About 65,000 undocumented students graduate each year from a U.S high school, and only about 5,000 of these students go on to see the steps of a college and even fewer graduate from these institutions of higher learning. These are the statistics from The National Council of La Raza (NCLR) an advocacy group for the advancement of minorities.
For the most part, many of these undocumented students were smuggled into this country as young children, their parents in hopes of giving their children a better life and giving them an education in the U.S. that they would not get in their homeland. Under current law these students derive their immigration status solely from their parents, most of them having no method for attaining legal residency. Most of these students have been in the U.S most of their lives; they share the same culture, values and dreams of a college education as their U.S citizen friends, but they have no way of accomplishing these goals and getting a good job due their undocumented status.
“I just want a fair shot like all others, I’m an undocumented alien I was smuggled into the country when I was 5 years old and this is the only place I know as home, I speak read and write English fluently, ” explains a 20 year old WCC student who would like to remain nameless.

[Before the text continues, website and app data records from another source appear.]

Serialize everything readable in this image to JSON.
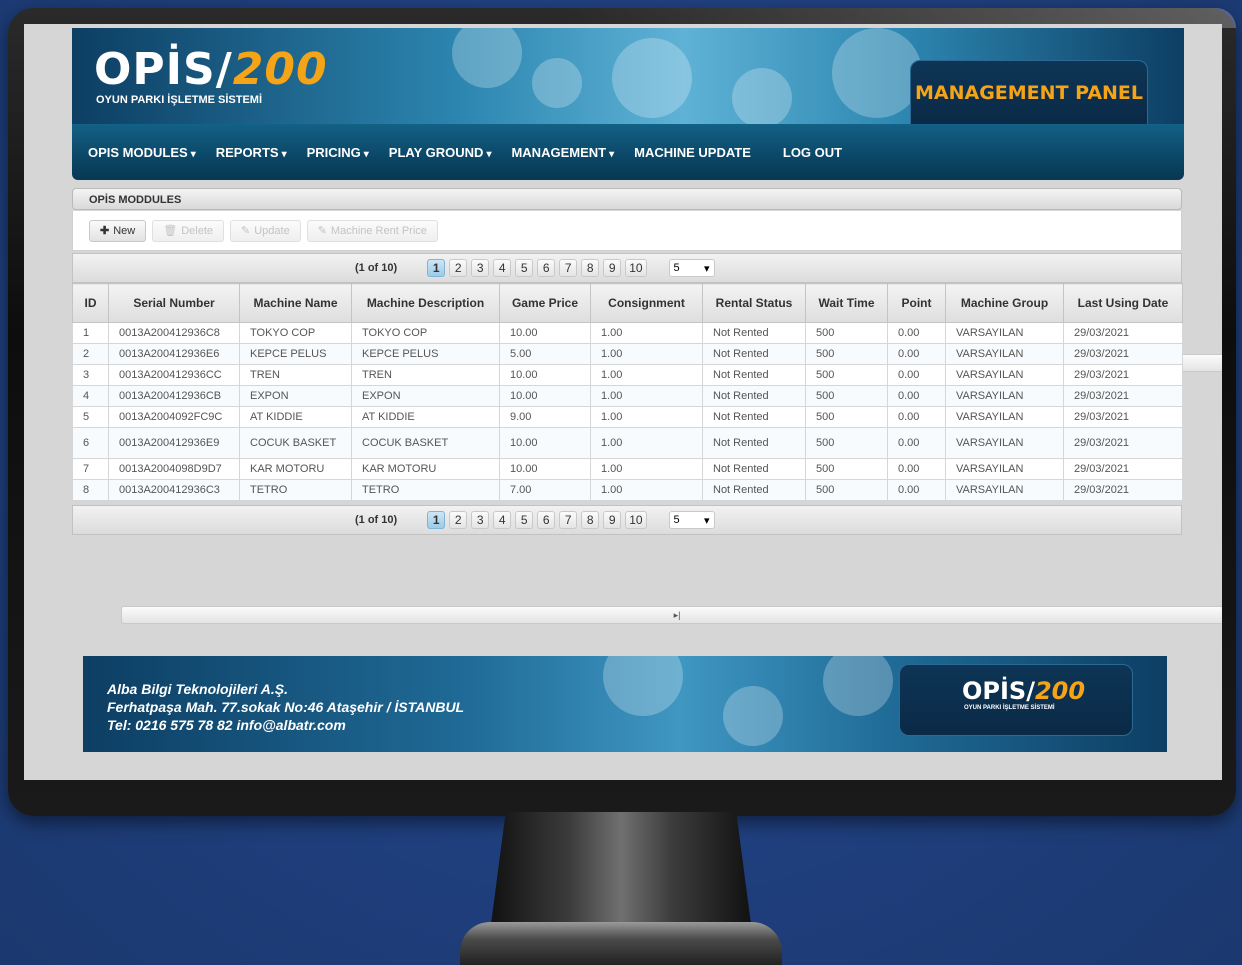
{
  "header": {
    "logo_text": "OPİS/",
    "logo_number": "200",
    "logo_subtitle": "OYUN PARKI İŞLETME SİSTEMİ",
    "panel_label": "MANAGEMENT PANEL"
  },
  "nav": {
    "items": [
      {
        "label": "OPIS MODULES",
        "dropdown": "▾"
      },
      {
        "label": "REPORTS",
        "dropdown": "▾"
      },
      {
        "label": "PRICING",
        "dropdown": "▾"
      },
      {
        "label": "PLAY GROUND",
        "dropdown": "▾"
      },
      {
        "label": "MANAGEMENT",
        "dropdown": "▾"
      },
      {
        "label": "MACHINE UPDATE"
      },
      {
        "label": "LOG OUT"
      }
    ]
  },
  "panel": {
    "title": "OPİS MODDULES"
  },
  "toolbar": {
    "new_label": "New",
    "delete_label": "Delete",
    "update_label": "Update",
    "machine_rent_price_label": "Machine Rent Price"
  },
  "pager": {
    "count_text": "(1 of 10)",
    "first": "|◂",
    "prev": "◂◂",
    "next": "▸▸",
    "last": "▸|",
    "pages": [
      "1",
      "2",
      "3",
      "4",
      "5",
      "6",
      "7",
      "8",
      "9",
      "10"
    ],
    "current_page": "1",
    "rows_per_page": "5"
  },
  "table": {
    "headers": {
      "id": "ID",
      "serial": "Serial Number",
      "machine_name": "Machine Name",
      "machine_description": "Machine Description",
      "game_price": "Game Price",
      "consignment": "Consignment",
      "rental_status": "Rental Status",
      "wait_time": "Wait Time",
      "point": "Point",
      "machine_group": "Machine Group",
      "last_using_date": "Last Using Date"
    },
    "rows": [
      {
        "id": "1",
        "serial": "0013A2004129​36C8",
        "name": "TOKYO COP",
        "desc": "TOKYO COP",
        "price": "10.00",
        "consignment": "1.00",
        "status": "Not Rented",
        "wait": "500",
        "point": "0.00",
        "group": "VARSAYILAN",
        "date": "29/03/2021"
      },
      {
        "id": "2",
        "serial": "0013A200412936E6",
        "name": "KEPCE PELUS",
        "desc": "KEPCE PELUS",
        "price": "5.00",
        "consignment": "1.00",
        "status": "Not Rented",
        "wait": "500",
        "point": "0.00",
        "group": "VARSAYILAN",
        "date": "29/03/2021"
      },
      {
        "id": "3",
        "serial": "0013A200412936CC",
        "name": "TREN",
        "desc": "TREN",
        "price": "10.00",
        "consignment": "1.00",
        "status": "Not Rented",
        "wait": "500",
        "point": "0.00",
        "group": "VARSAYILAN",
        "date": "29/03/2021"
      },
      {
        "id": "4",
        "serial": "0013A200412936CB",
        "name": "EXPON",
        "desc": "EXPON",
        "price": "10.00",
        "consignment": "1.00",
        "status": "Not Rented",
        "wait": "500",
        "point": "0.00",
        "group": "VARSAYILAN",
        "date": "29/03/2021"
      },
      {
        "id": "5",
        "serial": "0013A2004092FC9C",
        "name": "AT KIDDIE",
        "desc": "AT KIDDIE",
        "price": "9.00",
        "consignment": "1.00",
        "status": "Not Rented",
        "wait": "500",
        "point": "0.00",
        "group": "VARSAYILAN",
        "date": "29/03/2021"
      },
      {
        "id": "6",
        "serial": "0013A200412936E9",
        "name": "COCUK BASKET",
        "desc": "COCUK BASKET",
        "price": "10.00",
        "consignment": "1.00",
        "status": "Not Rented",
        "wait": "500",
        "point": "0.00",
        "group": "VARSAYILAN",
        "date": "29/03/2021"
      },
      {
        "id": "7",
        "serial": "0013A2004098D9D7",
        "name": "KAR MOTORU",
        "desc": "KAR MOTORU",
        "price": "10.00",
        "consignment": "1.00",
        "status": "Not Rented",
        "wait": "500",
        "point": "0.00",
        "group": "VARSAYILAN",
        "date": "29/03/2021"
      },
      {
        "id": "8",
        "serial": "0013A200412936C3",
        "name": "TETRO",
        "desc": "TETRO",
        "price": "7.00",
        "consignment": "1.00",
        "status": "Not Rented",
        "wait": "500",
        "point": "0.00",
        "group": "VARSAYILAN",
        "date": "29/03/2021"
      }
    ]
  },
  "footer": {
    "company": "Alba Bilgi Teknolojileri A.Ş.",
    "address": "Ferhatpaşa Mah. 77.sokak No:46 Ataşehir / İSTANBUL",
    "contact": "Tel: 0216 575 78 82  info@albatr.com",
    "logo_text": "OPİS/",
    "logo_number": "200",
    "logo_subtitle": "OYUN PARKI İŞLETME SİSTEMİ"
  },
  "colors": {
    "brand_orange": "#f6a417",
    "nav_blue": "#0b4666",
    "background_blue": "#1f3f7e"
  }
}
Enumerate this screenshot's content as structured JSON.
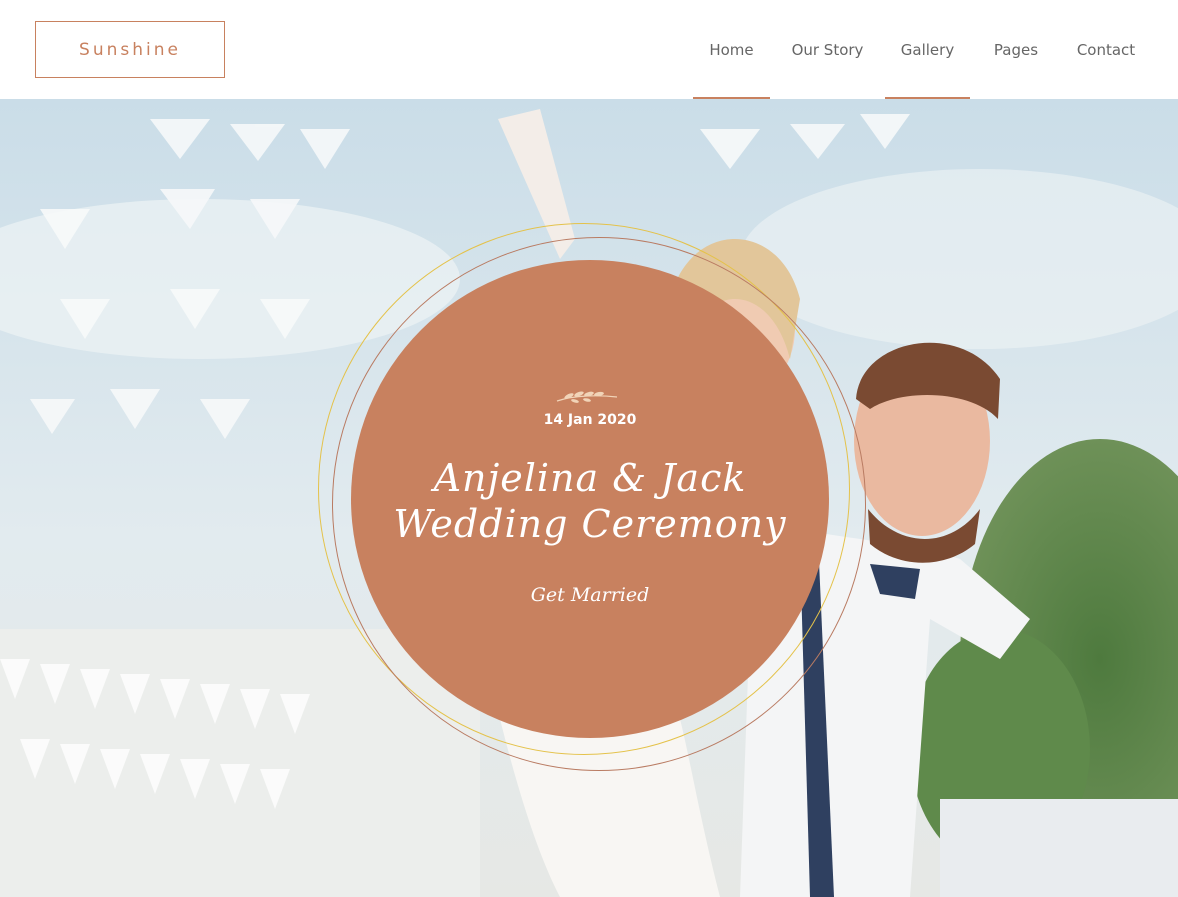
{
  "brand": {
    "logo_text": "Sunshine",
    "accent_color": "#c8815f"
  },
  "nav": {
    "items": [
      {
        "label": "Home",
        "active": true
      },
      {
        "label": "Our Story",
        "active": false
      },
      {
        "label": "Gallery",
        "active": true
      },
      {
        "label": "Pages",
        "active": false
      },
      {
        "label": "Contact",
        "active": false
      }
    ]
  },
  "hero": {
    "date": "14 Jan 2020",
    "title_line1": "Anjelina & Jack",
    "title_line2": "Wedding Ceremony",
    "subtitle": "Get Married",
    "circle_color": "#c8815f",
    "ring_color": "#e4c24a",
    "ornament_icon": "leaf-sprig-icon"
  }
}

This student has tried to gain some kind of legal status in this country, but his efforts have been stalled with the expense and confusion of hearing after hearing at a San Francisco federal courthouse.
New legislation introduced into Congress recently brings out the issues of student immigrants and intends to change the law with the introduction of two separate bills both having the name of “Dream Act.”
The introduction of the Dream Act in the senate, also know as the Development, Relief and Education for Alien Minors, occurred in late 2005 and the American Dream Act was introduced in the House of Representatives in early February. Both of these proposed laws would enable U.S.-raised immigrant students to pursue higher education or military servitude and earn U.S. citizenship.
If the Dream Act passes, it would permit certain immigrant students who have grown up in the U.S. to apply for temporary legal status, and if they have been law abiding for 6 years, they would eventually gain citizenship. It would also eliminate provisions that penalize states for granting undocumented students in state tuition.
Under these proposed legislations students who came to the U.S before the age of 15 and have a good record would qualify for conditional legal residency upon graduating from high school. Then they could seek out college or the military. It would also stop deportation of students in K-12 and would allow some high school students to work legally and upon their graduation from high school seek the conditional residency. The conditional residency would be lifted 6 years from application and would allow full citizenship if students graduated from a 2-year college or above or if they participated in the military for 2 years.
The NCLR sees a bright future for both of these bills and urges Congress to approve them. With no opposition from any lobbyist or other political groups, analysts predict the passage of the law in Congress and a signature by the President within a short time.
California State Senator Gil Cedillo supports these bills because he believes the United States should allow undocumented students access to public education.
“Throughout their formative years we have encouraged them to set educational goals and to dream of their success…then we should not shatter their hopes by imposing restrictions that bar them from continuing their education at a college or university,” said Senator Cedillo.